Update: Be sure to read the follow-up to this article, especially if you’re having trouble with this particular approach (there’s an alternative method you can use): The Meaning of Life: Discover Your Purpose.
”A true soul mate is probably the most important person you’ll ever meet, because they tear down your walls and smack you awake. A soul mates purpose is to shake you up, tear apart your ego a little bit, show you your obstacles and addictions, break your heart open so new light can get in, make you so out of control that you have to transform your life…”
– Elizabeth Gilbert
“The key is to listen to your heart and let it carry you in the direction of your dreams. I’ve learned that it’s possible to set your sights high and achieve your dreams and do it with integrity, character, and love.”
– Michael Dell
|February 5th – 11th, 201272 Name of the Week:
Mem Vav Mem
If sickness, heartache, financial woes or other problems arise, I will work through them to connect to the Light.
I will concentrate on this sequence, purifying iniquities from precious lives.
My spiritual slate is clean as I allow the Light to engulf my physical and spiritual realms.
|We each come into this world with a specific purpose that is unique to us as well as a general purpose we all share: Our spiritual correction, or tikkun.As students of Kabbalah, we learn that our tikkun is made up of negative behaviors carried over from previous lifetimes. Correcting these destructive patterns is our job here. Transforming and clearing out this “baggage” is how we achieve our correction and ultimately our perfection.
There are two ways to achieve this. The first begins with a dawning realization that, “This is not the person I want to be. I cannot be someone who lives merely taking from others; I will be someone who gives.” As a result of this understanding, we begin our spiritual work.
This in itself is an accomplishment! Making a decision to change represents a huge step forward. It is our nature as physical beings to be dominated by the Desire to Receive for the Self Alone. To depart from this mindset is actually quite amazing—and it does not happen to everyone.
The other way we complete our tikkun is through external events and their effects. If we don’t willingly come to see our need for change, we will eventually be required to by the pain and suffering. The universe will beat down on us as an effect of our actions.
One way or another, we will all eventually get there and finish the job, if not in this life, then in a future one—but a person who has consciously chosen to change reveals more Light and blessings for themselves and for the world than one who merely reacts to outside forces.
We are given a simple choice in this world: Self-transformation or suffering.
Neither of these options is easy! Anything worth having is almost always difficult to achieve, but when the transformation is of our choosing we eradicate suffering from not only our lives, but the entire world.
This week, know that whatever you find most difficult to do is what you came into this world to correct.
Know in the moments you most want to be reactive, “This is my moment! This is my shining hour!” It is only in these moments we hold the rare opportunity to release ourselves from the slavery of our previous incarnations.
All the best,
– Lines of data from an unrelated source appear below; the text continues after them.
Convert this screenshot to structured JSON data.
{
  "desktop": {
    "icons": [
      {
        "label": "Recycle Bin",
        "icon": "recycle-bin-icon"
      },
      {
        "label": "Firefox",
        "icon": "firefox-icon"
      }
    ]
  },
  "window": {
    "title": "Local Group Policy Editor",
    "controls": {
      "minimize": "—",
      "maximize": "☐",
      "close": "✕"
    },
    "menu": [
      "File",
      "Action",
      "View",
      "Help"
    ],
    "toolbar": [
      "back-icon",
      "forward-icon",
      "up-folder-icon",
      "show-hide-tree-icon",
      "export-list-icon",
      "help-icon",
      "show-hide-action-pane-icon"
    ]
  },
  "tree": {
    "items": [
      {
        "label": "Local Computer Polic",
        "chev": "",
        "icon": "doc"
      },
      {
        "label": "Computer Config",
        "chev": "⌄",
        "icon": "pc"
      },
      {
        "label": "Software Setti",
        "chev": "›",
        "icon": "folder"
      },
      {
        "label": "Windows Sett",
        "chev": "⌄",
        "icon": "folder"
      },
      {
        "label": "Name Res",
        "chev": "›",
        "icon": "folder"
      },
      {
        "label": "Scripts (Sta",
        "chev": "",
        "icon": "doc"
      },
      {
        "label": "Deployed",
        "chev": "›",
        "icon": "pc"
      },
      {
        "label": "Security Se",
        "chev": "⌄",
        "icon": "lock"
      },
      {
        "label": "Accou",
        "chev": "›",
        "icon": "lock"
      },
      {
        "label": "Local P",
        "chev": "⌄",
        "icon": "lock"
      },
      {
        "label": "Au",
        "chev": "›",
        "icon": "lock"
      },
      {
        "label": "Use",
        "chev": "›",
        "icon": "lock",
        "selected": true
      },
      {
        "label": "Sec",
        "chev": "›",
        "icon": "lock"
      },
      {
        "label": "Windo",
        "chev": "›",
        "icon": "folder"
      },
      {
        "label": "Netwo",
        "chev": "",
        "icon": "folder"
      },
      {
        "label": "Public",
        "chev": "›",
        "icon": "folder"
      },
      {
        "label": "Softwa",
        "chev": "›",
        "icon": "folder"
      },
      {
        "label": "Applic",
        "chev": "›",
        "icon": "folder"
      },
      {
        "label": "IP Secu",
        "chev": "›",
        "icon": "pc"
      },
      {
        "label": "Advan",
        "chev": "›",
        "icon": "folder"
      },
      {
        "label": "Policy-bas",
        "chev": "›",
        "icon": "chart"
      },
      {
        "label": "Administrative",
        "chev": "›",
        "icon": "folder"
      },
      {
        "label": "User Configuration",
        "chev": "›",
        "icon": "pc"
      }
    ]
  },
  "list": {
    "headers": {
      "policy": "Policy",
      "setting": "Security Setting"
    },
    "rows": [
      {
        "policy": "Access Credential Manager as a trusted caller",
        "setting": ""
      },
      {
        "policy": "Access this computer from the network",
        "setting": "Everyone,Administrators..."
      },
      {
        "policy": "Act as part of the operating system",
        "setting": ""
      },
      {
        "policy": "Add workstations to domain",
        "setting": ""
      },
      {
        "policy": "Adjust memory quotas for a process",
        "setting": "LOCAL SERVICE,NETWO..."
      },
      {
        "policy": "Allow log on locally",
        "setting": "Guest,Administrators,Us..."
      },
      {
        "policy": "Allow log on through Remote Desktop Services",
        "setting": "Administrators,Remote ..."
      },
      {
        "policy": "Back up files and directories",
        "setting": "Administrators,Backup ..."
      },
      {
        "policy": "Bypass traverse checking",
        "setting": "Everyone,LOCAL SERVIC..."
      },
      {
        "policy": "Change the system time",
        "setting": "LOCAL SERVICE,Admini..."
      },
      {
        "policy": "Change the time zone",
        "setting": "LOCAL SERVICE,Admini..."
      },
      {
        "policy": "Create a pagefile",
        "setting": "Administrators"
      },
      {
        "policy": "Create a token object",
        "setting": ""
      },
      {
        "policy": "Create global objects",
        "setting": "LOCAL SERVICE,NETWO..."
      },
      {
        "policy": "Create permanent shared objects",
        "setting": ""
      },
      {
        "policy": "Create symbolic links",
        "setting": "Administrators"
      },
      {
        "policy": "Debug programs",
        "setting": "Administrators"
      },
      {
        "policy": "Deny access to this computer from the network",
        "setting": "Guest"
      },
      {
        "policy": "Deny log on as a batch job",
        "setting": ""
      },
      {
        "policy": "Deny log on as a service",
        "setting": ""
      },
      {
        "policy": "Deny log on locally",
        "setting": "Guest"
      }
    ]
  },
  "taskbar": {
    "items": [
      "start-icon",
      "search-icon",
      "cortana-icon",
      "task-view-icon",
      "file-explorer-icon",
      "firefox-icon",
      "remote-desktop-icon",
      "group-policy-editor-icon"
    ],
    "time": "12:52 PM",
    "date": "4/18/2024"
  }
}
”Whatever your goal may be, if you create in your mind a clear image of the result you want and represent it to yourself as if you’ve already achieved it, then you will go into the kind of states that will support you in creating the results you desire…. you’re not just a leaf in the wind. You can control your beliefs. You can control the way you model others. You can consciously direct your life. You can change.”
— Tony Robbins, Unlimited Power, page 62